The three groups are expected to make presentations at a public Common Council meeting at 7 p.m. Feb. 13 at City Hall (840 Main St., Peekskill, 914-737-3400, www.cityofpeekskill.com).
No additional information about The Paramount Phoenix Group or Red House Entertainment — including who is behind those proposals — will be revealed until that Feb. 13 meeting, according to Peekskill spokesman Bob Knight.
Tarrytown Music Hall's executive director, Björn Olsson, told Newsday Westchester early Tuesday afternoon that his group was "excited about the prospect of trying to get the Paramount reopened, if that invite should come."
Consisting of elected officials, business leaders and community members, the Paramount Proposal Review Committee spent recent weeks reviewing the proposals behind closed doors. On Monday night, the city's seven-member Common Council, which includes Mayor Mary F. Foster, discussed the matter in executive session.
And it appears the city won't need to consider any other pitches. Rather than solicit new proposals to take over operations at the Paramount, Peekskill officials announced that they're likely to pick one of the three current plans.
"The review committee has vetted the proposals and recommends that the city can move forward. We will not need to solicit additional groups," Knight said in a statement.
Last year was tumultuous for the Paramount theater, which opened in 1930 as a movie complex. Less than three weeks after it hosted a Sept. 15 red-carpet gala to try to raise $300,000 for programming, the Paramount suspended operations indefinitely, citing economic difficulties, a dearth of donations and grants, and increased expenses. The Paramount's board of trustees filed plans to dissolve the nonprofit organization in November.

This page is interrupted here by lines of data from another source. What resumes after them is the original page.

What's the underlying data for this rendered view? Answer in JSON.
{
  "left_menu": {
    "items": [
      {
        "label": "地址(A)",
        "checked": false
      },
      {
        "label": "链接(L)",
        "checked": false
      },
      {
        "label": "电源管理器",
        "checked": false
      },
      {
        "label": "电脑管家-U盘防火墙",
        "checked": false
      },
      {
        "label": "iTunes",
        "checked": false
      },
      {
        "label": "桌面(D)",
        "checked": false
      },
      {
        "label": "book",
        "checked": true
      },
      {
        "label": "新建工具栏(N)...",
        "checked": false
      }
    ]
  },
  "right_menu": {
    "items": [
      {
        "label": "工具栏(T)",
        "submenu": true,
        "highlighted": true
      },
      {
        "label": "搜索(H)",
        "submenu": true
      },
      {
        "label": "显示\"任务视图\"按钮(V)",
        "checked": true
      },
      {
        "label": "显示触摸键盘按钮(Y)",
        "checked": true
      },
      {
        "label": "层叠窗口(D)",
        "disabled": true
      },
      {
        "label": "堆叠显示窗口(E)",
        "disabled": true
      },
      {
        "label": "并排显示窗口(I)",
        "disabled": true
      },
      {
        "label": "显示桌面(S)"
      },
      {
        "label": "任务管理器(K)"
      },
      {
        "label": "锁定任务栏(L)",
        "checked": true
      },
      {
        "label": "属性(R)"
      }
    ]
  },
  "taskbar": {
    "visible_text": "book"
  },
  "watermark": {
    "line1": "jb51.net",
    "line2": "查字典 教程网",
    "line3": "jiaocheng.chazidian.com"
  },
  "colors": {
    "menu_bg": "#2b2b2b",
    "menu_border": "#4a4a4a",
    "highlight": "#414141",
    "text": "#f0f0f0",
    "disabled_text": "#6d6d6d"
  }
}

Built in 1885, Tarrytown Music Hall was almost razed in the late '70s to make way for a parking lot. But the nonprofit Friends of the Mozartina Musical Arts Conservatory saved Westchester County's oldest theater in 1980, paving the way for renovations that restored life to its exterior and credibility to its interior.
Olsson, a board member on the League of Historic American Theaters, told Newsday Westchester he loves old theaters, adding that he hates "to see a theater with such strong roots in its community going dark."
He added that he'd have faith in applying the Music Hall business model to the Paramount.
"Big 'marquee shows,' mixed with community programming, will prove successful in Peekskill as well and could make a big difference in the ongoing work to revitalize downtown Peekskill and northern Westchester as a whole," Olsson said via email.
Which group would you want to take over the Paramount Center for the Arts? And when do you think the Paramount will reopen, if at all? Vote in the poll below and let us know what you miss most about the Paramount in the comments section.